- [EXERCISE DETAILS] Find how many lines in the material contain "icon"; your answer should be that number alone.

□ □ □ □ □

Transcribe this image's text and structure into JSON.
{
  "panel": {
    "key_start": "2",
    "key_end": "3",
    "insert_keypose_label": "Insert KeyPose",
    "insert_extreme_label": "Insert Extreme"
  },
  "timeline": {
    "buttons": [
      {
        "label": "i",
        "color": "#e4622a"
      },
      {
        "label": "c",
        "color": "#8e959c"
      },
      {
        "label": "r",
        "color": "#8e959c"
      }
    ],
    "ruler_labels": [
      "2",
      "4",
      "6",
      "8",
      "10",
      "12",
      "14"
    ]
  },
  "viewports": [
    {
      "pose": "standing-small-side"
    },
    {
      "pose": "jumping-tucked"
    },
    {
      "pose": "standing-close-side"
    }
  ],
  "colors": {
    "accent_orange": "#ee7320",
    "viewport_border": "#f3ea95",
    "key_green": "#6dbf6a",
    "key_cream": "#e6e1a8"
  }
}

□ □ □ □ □

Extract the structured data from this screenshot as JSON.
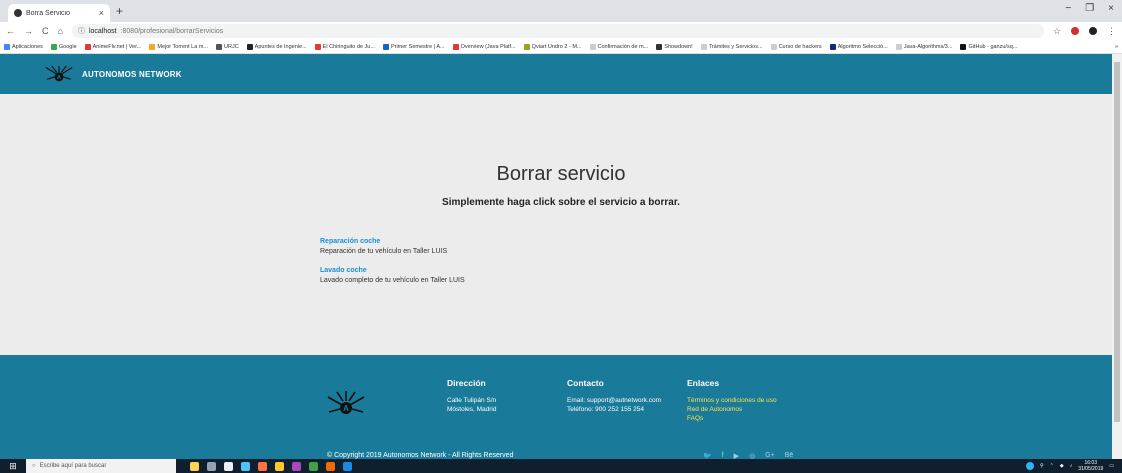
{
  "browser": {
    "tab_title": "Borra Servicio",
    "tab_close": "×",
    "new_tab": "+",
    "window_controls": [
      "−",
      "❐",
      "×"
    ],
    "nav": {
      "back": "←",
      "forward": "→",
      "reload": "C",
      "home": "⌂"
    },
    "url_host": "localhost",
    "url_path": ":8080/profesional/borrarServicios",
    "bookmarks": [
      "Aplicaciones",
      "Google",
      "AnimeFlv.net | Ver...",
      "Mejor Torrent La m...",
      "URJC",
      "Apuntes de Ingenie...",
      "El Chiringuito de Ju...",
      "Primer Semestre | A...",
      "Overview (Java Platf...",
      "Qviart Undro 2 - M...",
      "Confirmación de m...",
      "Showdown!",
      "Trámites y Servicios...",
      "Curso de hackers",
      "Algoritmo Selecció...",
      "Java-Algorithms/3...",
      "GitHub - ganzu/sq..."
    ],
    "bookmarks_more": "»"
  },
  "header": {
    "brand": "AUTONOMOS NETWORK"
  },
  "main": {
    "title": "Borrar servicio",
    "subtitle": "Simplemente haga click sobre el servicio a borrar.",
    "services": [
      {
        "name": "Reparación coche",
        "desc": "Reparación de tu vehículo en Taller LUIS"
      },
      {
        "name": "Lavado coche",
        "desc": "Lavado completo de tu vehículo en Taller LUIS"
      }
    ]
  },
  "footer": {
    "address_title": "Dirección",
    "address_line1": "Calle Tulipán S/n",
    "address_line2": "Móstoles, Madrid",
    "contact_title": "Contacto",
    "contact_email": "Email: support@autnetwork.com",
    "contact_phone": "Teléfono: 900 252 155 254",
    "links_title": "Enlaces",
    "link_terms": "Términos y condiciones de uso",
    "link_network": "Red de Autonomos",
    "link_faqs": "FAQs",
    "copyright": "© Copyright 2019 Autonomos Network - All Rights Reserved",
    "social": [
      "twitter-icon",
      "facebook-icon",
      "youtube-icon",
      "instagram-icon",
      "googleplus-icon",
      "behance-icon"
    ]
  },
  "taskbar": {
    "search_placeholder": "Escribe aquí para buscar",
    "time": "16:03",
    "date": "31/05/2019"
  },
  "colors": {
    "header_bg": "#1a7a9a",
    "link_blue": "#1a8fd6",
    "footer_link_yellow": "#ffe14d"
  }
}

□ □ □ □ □

- [EXERCISE OUTPUT] 6